PROBLEM DETAILS
Write out all the data again, exactly as it stands.

TASK DATA

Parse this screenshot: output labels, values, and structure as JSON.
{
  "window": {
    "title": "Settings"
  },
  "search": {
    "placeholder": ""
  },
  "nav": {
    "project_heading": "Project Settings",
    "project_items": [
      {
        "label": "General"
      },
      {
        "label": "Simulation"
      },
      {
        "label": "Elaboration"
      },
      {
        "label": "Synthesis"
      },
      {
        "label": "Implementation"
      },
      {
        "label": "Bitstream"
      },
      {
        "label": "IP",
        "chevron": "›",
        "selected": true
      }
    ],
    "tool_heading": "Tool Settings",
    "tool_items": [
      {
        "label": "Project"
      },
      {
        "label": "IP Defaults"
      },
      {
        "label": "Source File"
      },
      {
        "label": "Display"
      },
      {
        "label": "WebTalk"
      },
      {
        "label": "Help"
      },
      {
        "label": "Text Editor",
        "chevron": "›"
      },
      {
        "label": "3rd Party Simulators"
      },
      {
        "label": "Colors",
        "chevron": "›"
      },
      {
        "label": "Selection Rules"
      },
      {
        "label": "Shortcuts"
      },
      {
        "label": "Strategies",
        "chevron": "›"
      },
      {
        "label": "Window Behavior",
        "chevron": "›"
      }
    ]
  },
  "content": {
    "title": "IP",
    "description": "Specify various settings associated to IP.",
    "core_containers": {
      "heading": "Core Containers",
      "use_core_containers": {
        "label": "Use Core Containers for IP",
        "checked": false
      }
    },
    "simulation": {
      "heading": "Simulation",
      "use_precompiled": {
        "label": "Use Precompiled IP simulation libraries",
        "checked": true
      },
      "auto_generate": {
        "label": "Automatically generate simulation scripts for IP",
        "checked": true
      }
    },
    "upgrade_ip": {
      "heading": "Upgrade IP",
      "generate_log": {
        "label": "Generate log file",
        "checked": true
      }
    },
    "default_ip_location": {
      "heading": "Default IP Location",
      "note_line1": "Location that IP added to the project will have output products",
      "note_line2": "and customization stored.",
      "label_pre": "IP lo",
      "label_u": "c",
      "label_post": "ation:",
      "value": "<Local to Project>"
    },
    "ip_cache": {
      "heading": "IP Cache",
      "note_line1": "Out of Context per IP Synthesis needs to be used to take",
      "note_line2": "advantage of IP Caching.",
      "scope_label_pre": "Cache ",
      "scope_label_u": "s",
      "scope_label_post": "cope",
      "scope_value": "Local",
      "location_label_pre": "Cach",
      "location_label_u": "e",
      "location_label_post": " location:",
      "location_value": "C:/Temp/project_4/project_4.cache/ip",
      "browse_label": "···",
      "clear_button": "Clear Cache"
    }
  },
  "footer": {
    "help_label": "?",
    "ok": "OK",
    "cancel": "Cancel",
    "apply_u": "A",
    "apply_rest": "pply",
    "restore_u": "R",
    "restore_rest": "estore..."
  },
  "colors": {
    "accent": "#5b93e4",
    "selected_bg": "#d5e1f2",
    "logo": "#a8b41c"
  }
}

FINISHED TASK
Parse this screenshot: output labels, values, and structure as JSON.
{
  "window": {
    "title": "Settings"
  },
  "search": {
    "placeholder": ""
  },
  "nav": {
    "project_heading": "Project Settings",
    "project_items": [
      {
        "label": "General"
      },
      {
        "label": "Simulation"
      },
      {
        "label": "Elaboration"
      },
      {
        "label": "Synthesis"
      },
      {
        "label": "Implementation"
      },
      {
        "label": "Bitstream"
      },
      {
        "label": "IP",
        "chevron": "›",
        "selected": true
      }
    ],
    "tool_heading": "Tool Settings",
    "tool_items": [
      {
        "label": "Project"
      },
      {
        "label": "IP Defaults"
      },
      {
        "label": "Source File"
      },
      {
        "label": "Display"
      },
      {
        "label": "WebTalk"
      },
      {
        "label": "Help"
      },
      {
        "label": "Text Editor",
        "chevron": "›"
      },
      {
        "label": "3rd Party Simulators"
      },
      {
        "label": "Colors",
        "chevron": "›"
      },
      {
        "label": "Selection Rules"
      },
      {
        "label": "Shortcuts"
      },
      {
        "label": "Strategies",
        "chevron": "›"
      },
      {
        "label": "Window Behavior",
        "chevron": "›"
      }
    ]
  },
  "content": {
    "title": "IP",
    "description": "Specify various settings associated to IP.",
    "core_containers": {
      "heading": "Core Containers",
      "use_core_containers": {
        "label": "Use Core Containers for IP",
        "checked": false
      }
    },
    "simulation": {
      "heading": "Simulation",
      "use_precompiled": {
        "label": "Use Precompiled IP simulation libraries",
        "checked": true
      },
      "auto_generate": {
        "label": "Automatically generate simulation scripts for IP",
        "checked": true
      }
    },
    "upgrade_ip": {
      "heading": "Upgrade IP",
      "generate_log": {
        "label": "Generate log file",
        "checked": true
      }
    },
    "default_ip_location": {
      "heading": "Default IP Location",
      "note_line1": "Location that IP added to the project will have output products",
      "note_line2": "and customization stored.",
      "label_pre": "IP lo",
      "label_u": "c",
      "label_post": "ation:",
      "value": "<Local to Project>"
    },
    "ip_cache": {
      "heading": "IP Cache",
      "note_line1": "Out of Context per IP Synthesis needs to be used to take",
      "note_line2": "advantage of IP Caching.",
      "scope_label_pre": "Cache ",
      "scope_label_u": "s",
      "scope_label_post": "cope",
      "scope_value": "Local",
      "location_label_pre": "Cach",
      "location_label_u": "e",
      "location_label_post": " location:",
      "location_value": "C:/Temp/project_4/project_4.cache/ip",
      "browse_label": "···",
      "clear_button": "Clear Cache"
    }
  },
  "footer": {
    "help_label": "?",
    "ok": "OK",
    "cancel": "Cancel",
    "apply_u": "A",
    "apply_rest": "pply",
    "restore_u": "R",
    "restore_rest": "estore..."
  },
  "colors": {
    "accent": "#5b93e4",
    "selected_bg": "#d5e1f2",
    "logo": "#a8b41c"
  }
}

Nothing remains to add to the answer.